    • Reply Jeanne November 8, 2012 at 5:16 am

      I’m inspired right now by the idea of teaching a subject of fractals in nature next year, one period a week. I am so excited about this, I am even considering introducing them over the holidays! I am sure Miss Mason would have considered fractals captain ideas in maths!

  • Reply lindafay November 7, 2012 at 3:45 pm

    Great article, Jeanne. I particularly like your advice to stick to one program instead of hopping around and:

    “Remember the hallmarks of a Charlotte Mason education – give short lessons {20 minutes a day in the early years, 30 minutes daily in grades 4-6}; expect accuracy of work; work on developing of good habits. Don’t give the child busywork, with pages and pages of equations that he can already do. Allow the mathematics itself to speak to the child, and quicken his imagination with Captain ideas…”

    • Reply Jeanne November 8, 2012 at 5:19 am

      I firmly believe that swapping curricula causes more problems than it cures. Working with your current curriculum and introducing more of Mason’s techniques seems the way to improve the teaching of maths in most homeschools, I think.

  • Reply Jen November 6, 2012 at 6:26 pm

    Yes, I was so excited to see that you were doing a math series this week because it’s something I’ve been thinking about a lot too. It’s wonderful the way we can all learn from each other’s experiences.

  • Reply Jen November 6, 2012 at 5:31 pm

    Wonderful timing for me to read this article! I’ve been dithering over whether or not to change math programs (maths programmes? I’m American but lived in PNG for 10 years and all of my children were born in Australia, so my spelling is now confused! But I digress..). I’ve been leaning towards sticking with what we’ve got and adjusting my teaching methods a bit…thank you for confirming that I’m heading in the right direction. =) I’ve found both of your blogs (Brandy and Jeanne) relatively recently via the AO forum and appreciate so much what both of you do and gleaning from your experience. =)
    Jen

    • Reply Brandy @ Afterthoughts November 6, 2012 at 6:00 pm

      The AO Forum is a great place to get confused about spelling. 🙂

      Jeanne and Tammy have both had me thinking new thoughts about math lately and I am so grateful to them! I’m glad you’re here, Jen.

    • Reply Jeanne November 6, 2012 at 10:08 pm

      Hi Jen, thanks for your nice words.
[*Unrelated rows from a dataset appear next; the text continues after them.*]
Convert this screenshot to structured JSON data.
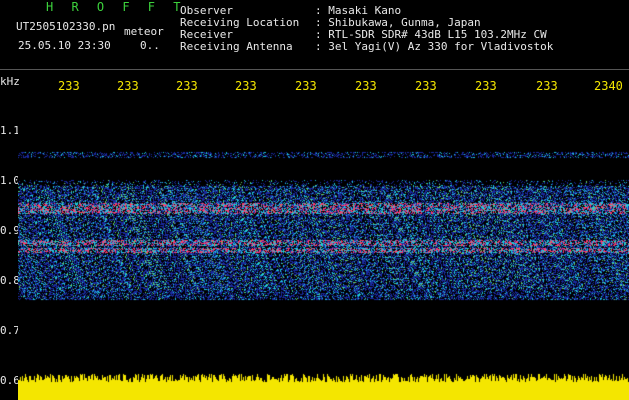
{
  "header": {
    "title": "H R O F F T",
    "filename": "UT2505102330.pn",
    "meteor_label": "meteor",
    "date": "25.05.10",
    "time": "23:30",
    "count": "0.."
  },
  "info": [
    {
      "key": "Observer",
      "value": ": Masaki Kano"
    },
    {
      "key": "Receiving Location",
      "value": ": Shibukawa, Gunma, Japan"
    },
    {
      "key": "Receiver",
      "value": ": RTL-SDR SDR# 43dB L15 103.2MHz CW"
    },
    {
      "key": "Receiving Antenna",
      "value": ": 3el Yagi(V) Az 330 for Vladivostok"
    }
  ],
  "axis": {
    "y_unit": "kHz",
    "y_ticks": [
      "1.1",
      "1.0",
      "0.9",
      "0.8",
      "0.7",
      "0.6"
    ],
    "x_ticks": [
      "233",
      "233",
      "233",
      "233",
      "233",
      "233",
      "233",
      "233",
      "233",
      "2340"
    ]
  },
  "colors": {
    "background": "#000000",
    "title": "#3cd23c",
    "x_labels": "#f4e600",
    "noise_floor": "#f4e600",
    "signal_low": "#1a2aa0",
    "signal_mid": "#1ec8e0",
    "signal_high": "#ff3c6e"
  }
}
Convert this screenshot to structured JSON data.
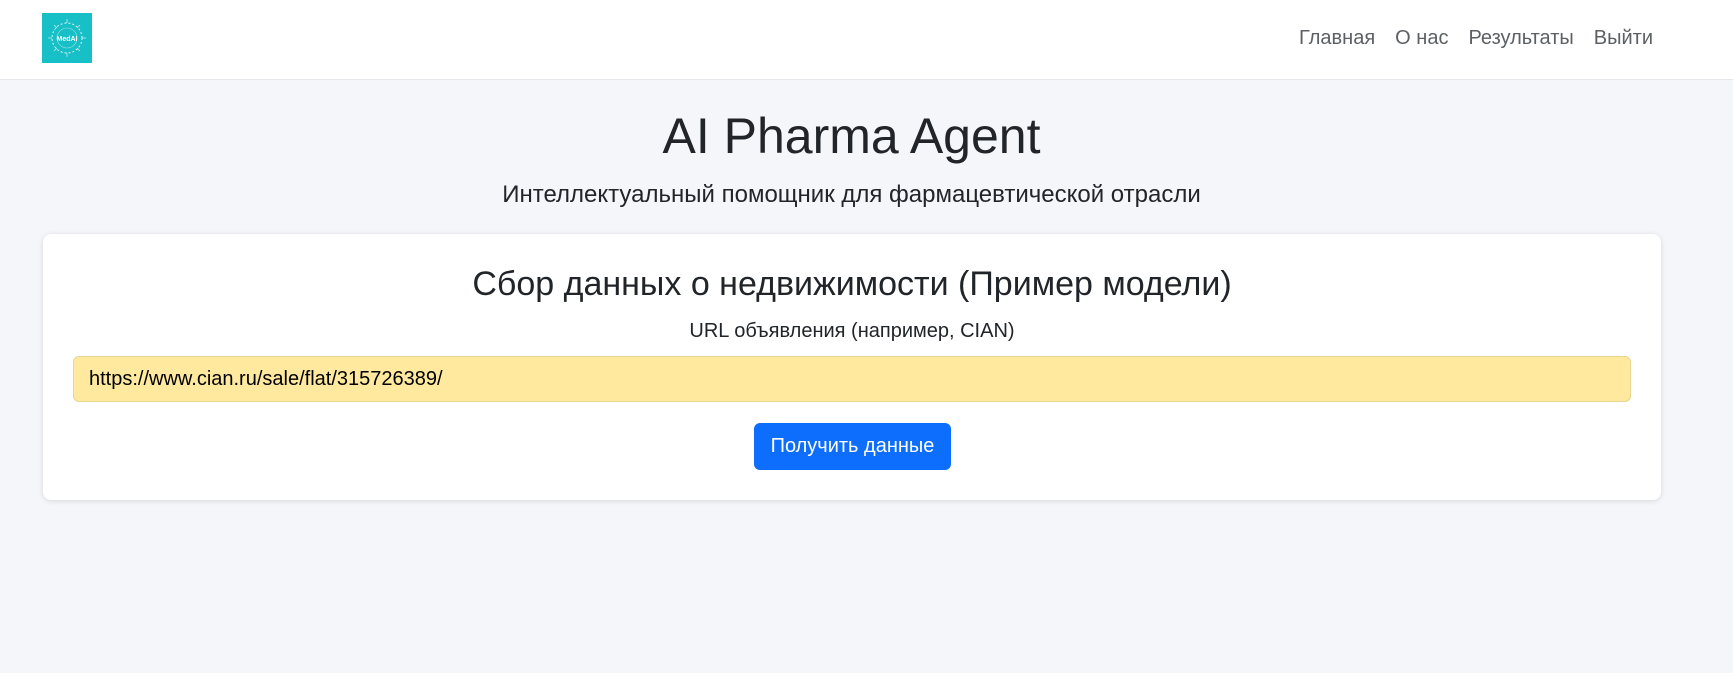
{
  "nav": {
    "logo_text": "MedAI",
    "links": [
      "Главная",
      "О нас",
      "Результаты",
      "Выйти"
    ]
  },
  "hero": {
    "title": "AI Pharma Agent",
    "subtitle": "Интеллектуальный помощник для фармацевтической отрасли"
  },
  "form": {
    "title": "Сбор данных о недвижимости (Пример модели)",
    "url_label": "URL объявления (например, CIAN)",
    "url_value": "https://www.cian.ru/sale/flat/315726389/",
    "submit_label": "Получить данные"
  },
  "colors": {
    "brand": "#17bfc6",
    "primary_button": "#0d6efd",
    "input_autofill": "#fee99f",
    "page_background": "#f5f6f9"
  }
}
      There are certainly times where a maths programme really does not suit student or teacher, and after persevering for a while then it is clear that changing in the only option. I understand that. I just think that all too often homeschool mums make this decision far too early, without recognising all the things they will need to relearn with the new curriculum. I am glad I have helped you reconsider!

    Leave a Reply